Work instruction:
Write out each line below exactly as it appears.

Records provided:

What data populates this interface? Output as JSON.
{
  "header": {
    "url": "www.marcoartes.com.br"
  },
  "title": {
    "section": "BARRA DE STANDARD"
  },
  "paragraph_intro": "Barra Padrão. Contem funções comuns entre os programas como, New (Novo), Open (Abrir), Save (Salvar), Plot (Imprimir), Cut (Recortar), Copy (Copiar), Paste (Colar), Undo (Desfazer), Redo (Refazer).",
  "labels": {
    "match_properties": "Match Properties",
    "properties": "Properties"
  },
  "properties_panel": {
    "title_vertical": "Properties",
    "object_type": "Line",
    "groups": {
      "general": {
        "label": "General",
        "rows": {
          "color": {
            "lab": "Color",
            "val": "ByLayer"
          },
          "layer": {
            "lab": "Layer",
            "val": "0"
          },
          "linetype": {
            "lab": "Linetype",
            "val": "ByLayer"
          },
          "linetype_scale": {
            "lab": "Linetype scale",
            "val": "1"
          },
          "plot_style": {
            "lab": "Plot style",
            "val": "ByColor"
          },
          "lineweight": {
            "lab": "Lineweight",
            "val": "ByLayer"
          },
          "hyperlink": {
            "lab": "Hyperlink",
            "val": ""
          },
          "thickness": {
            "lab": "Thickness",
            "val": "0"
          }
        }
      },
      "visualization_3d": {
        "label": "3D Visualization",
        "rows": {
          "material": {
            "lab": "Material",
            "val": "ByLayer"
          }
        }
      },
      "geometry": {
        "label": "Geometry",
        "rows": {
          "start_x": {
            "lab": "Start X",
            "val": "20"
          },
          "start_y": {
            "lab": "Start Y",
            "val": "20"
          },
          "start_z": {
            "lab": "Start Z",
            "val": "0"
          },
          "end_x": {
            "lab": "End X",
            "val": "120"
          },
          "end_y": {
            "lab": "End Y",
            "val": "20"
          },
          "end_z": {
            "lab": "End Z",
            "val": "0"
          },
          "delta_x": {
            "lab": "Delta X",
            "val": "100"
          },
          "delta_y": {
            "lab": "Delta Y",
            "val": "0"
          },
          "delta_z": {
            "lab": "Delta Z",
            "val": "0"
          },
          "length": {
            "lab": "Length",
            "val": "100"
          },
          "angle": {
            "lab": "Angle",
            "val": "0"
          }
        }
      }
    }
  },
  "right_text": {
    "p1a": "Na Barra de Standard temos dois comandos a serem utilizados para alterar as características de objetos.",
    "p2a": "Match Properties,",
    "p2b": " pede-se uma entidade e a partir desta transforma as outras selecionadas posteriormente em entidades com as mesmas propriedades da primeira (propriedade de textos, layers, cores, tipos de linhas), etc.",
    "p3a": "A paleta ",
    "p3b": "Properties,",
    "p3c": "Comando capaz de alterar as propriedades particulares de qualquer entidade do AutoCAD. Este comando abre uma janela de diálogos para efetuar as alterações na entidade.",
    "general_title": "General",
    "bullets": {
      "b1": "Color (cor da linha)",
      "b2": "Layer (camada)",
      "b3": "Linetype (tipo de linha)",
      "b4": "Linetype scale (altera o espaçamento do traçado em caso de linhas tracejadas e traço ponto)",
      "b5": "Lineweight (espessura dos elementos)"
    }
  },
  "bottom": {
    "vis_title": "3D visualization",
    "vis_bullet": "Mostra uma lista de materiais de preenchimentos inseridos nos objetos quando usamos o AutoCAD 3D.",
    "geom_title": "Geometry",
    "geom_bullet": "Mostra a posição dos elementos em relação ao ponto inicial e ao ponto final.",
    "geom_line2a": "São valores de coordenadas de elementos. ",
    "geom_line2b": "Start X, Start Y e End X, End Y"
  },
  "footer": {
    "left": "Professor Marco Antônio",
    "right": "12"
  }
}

Task output:
What data populates this interface? Output as JSON.
{
  "header": {
    "url": "www.marcoartes.com.br"
  },
  "title": {
    "section": "BARRA DE STANDARD"
  },
  "paragraph_intro": "Barra Padrão. Contem funções comuns entre os programas como, New (Novo), Open (Abrir), Save (Salvar), Plot (Imprimir), Cut (Recortar), Copy (Copiar), Paste (Colar), Undo (Desfazer), Redo (Refazer).",
  "labels": {
    "match_properties": "Match Properties",
    "properties": "Properties"
  },
  "properties_panel": {
    "title_vertical": "Properties",
    "object_type": "Line",
    "groups": {
      "general": {
        "label": "General",
        "rows": {
          "color": {
            "lab": "Color",
            "val": "ByLayer"
          },
          "layer": {
            "lab": "Layer",
            "val": "0"
          },
          "linetype": {
            "lab": "Linetype",
            "val": "ByLayer"
          },
          "linetype_scale": {
            "lab": "Linetype scale",
            "val": "1"
          },
          "plot_style": {
            "lab": "Plot style",
            "val": "ByColor"
          },
          "lineweight": {
            "lab": "Lineweight",
            "val": "ByLayer"
          },
          "hyperlink": {
            "lab": "Hyperlink",
            "val": ""
          },
          "thickness": {
            "lab": "Thickness",
            "val": "0"
          }
        }
      },
      "visualization_3d": {
        "label": "3D Visualization",
        "rows": {
          "material": {
            "lab": "Material",
            "val": "ByLayer"
          }
        }
      },
      "geometry": {
        "label": "Geometry",
        "rows": {
          "start_x": {
            "lab": "Start X",
            "val": "20"
          },
          "start_y": {
            "lab": "Start Y",
            "val": "20"
          },
          "start_z": {
            "lab": "Start Z",
            "val": "0"
          },
          "end_x": {
            "lab": "End X",
            "val": "120"
          },
          "end_y": {
            "lab": "End Y",
            "val": "20"
          },
          "end_z": {
            "lab": "End Z",
            "val": "0"
          },
          "delta_x": {
            "lab": "Delta X",
            "val": "100"
          },
          "delta_y": {
            "lab": "Delta Y",
            "val": "0"
          },
          "delta_z": {
            "lab": "Delta Z",
            "val": "0"
          },
          "length": {
            "lab": "Length",
            "val": "100"
          },
          "angle": {
            "lab": "Angle",
            "val": "0"
          }
        }
      }
    }
  },
  "right_text": {
    "p1a": "Na Barra de Standard temos dois comandos a serem utilizados para alterar as características de objetos.",
    "p2a": "Match Properties,",
    "p2b": " pede-se uma entidade e a partir desta transforma as outras selecionadas posteriormente em entidades com as mesmas propriedades da primeira (propriedade de textos, layers, cores, tipos de linhas), etc.",
    "p3a": "A paleta ",
    "p3b": "Properties,",
    "p3c": "Comando capaz de alterar as propriedades particulares de qualquer entidade do AutoCAD. Este comando abre uma janela de diálogos para efetuar as alterações na entidade.",
    "general_title": "General",
    "bullets": {
      "b1": "Color (cor da linha)",
      "b2": "Layer (camada)",
      "b3": "Linetype (tipo de linha)",
      "b4": "Linetype scale (altera o espaçamento do traçado em caso de linhas tracejadas e traço ponto)",
      "b5": "Lineweight (espessura dos elementos)"
    }
  },
  "bottom": {
    "vis_title": "3D visualization",
    "vis_bullet": "Mostra uma lista de materiais de preenchimentos inseridos nos objetos quando usamos o AutoCAD 3D.",
    "geom_title": "Geometry",
    "geom_bullet": "Mostra a posição dos elementos em relação ao ponto inicial e ao ponto final.",
    "geom_line2a": "São valores de coordenadas de elementos. ",
    "geom_line2b": "Start X, Start Y e End X, End Y"
  },
  "footer": {
    "left": "Professor Marco Antônio",
    "right": "12"
  }
}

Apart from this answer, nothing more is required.